**Exercise aim:** Return the data that follows exactly. Include every line.

**Extracted information:**
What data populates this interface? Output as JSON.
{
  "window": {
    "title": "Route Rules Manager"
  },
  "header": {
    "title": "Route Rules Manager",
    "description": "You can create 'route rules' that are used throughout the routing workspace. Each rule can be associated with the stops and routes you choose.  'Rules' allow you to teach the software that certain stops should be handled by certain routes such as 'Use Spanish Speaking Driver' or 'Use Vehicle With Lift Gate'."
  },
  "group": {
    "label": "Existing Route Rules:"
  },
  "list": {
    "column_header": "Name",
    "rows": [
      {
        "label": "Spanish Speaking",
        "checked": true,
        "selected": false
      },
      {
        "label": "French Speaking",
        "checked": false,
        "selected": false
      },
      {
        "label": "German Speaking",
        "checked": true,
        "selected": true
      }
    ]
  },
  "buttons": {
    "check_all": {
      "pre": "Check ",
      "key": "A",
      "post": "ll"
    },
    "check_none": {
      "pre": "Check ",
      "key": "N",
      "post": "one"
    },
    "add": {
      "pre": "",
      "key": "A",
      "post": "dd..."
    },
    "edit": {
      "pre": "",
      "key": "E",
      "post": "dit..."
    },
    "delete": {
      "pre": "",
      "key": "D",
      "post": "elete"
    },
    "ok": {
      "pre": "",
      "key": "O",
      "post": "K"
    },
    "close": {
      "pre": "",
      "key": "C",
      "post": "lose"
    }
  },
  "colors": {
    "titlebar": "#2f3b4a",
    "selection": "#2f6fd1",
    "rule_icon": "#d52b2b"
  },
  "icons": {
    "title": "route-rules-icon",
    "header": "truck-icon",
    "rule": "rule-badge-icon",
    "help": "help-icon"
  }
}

**Exercise response:**
What data populates this interface? Output as JSON.
{
  "window": {
    "title": "Route Rules Manager"
  },
  "header": {
    "title": "Route Rules Manager",
    "description": "You can create 'route rules' that are used throughout the routing workspace. Each rule can be associated with the stops and routes you choose.  'Rules' allow you to teach the software that certain stops should be handled by certain routes such as 'Use Spanish Speaking Driver' or 'Use Vehicle With Lift Gate'."
  },
  "group": {
    "label": "Existing Route Rules:"
  },
  "list": {
    "column_header": "Name",
    "rows": [
      {
        "label": "Spanish Speaking",
        "checked": true,
        "selected": false
      },
      {
        "label": "French Speaking",
        "checked": false,
        "selected": false
      },
      {
        "label": "German Speaking",
        "checked": true,
        "selected": true
      }
    ]
  },
  "buttons": {
    "check_all": {
      "pre": "Check ",
      "key": "A",
      "post": "ll"
    },
    "check_none": {
      "pre": "Check ",
      "key": "N",
      "post": "one"
    },
    "add": {
      "pre": "",
      "key": "A",
      "post": "dd..."
    },
    "edit": {
      "pre": "",
      "key": "E",
      "post": "dit..."
    },
    "delete": {
      "pre": "",
      "key": "D",
      "post": "elete"
    },
    "ok": {
      "pre": "",
      "key": "O",
      "post": "K"
    },
    "close": {
      "pre": "",
      "key": "C",
      "post": "lose"
    }
  },
  "colors": {
    "titlebar": "#2f3b4a",
    "selection": "#2f6fd1",
    "rule_icon": "#d52b2b"
  },
  "icons": {
    "title": "route-rules-icon",
    "header": "truck-icon",
    "rule": "rule-badge-icon",
    "help": "help-icon"
  }
}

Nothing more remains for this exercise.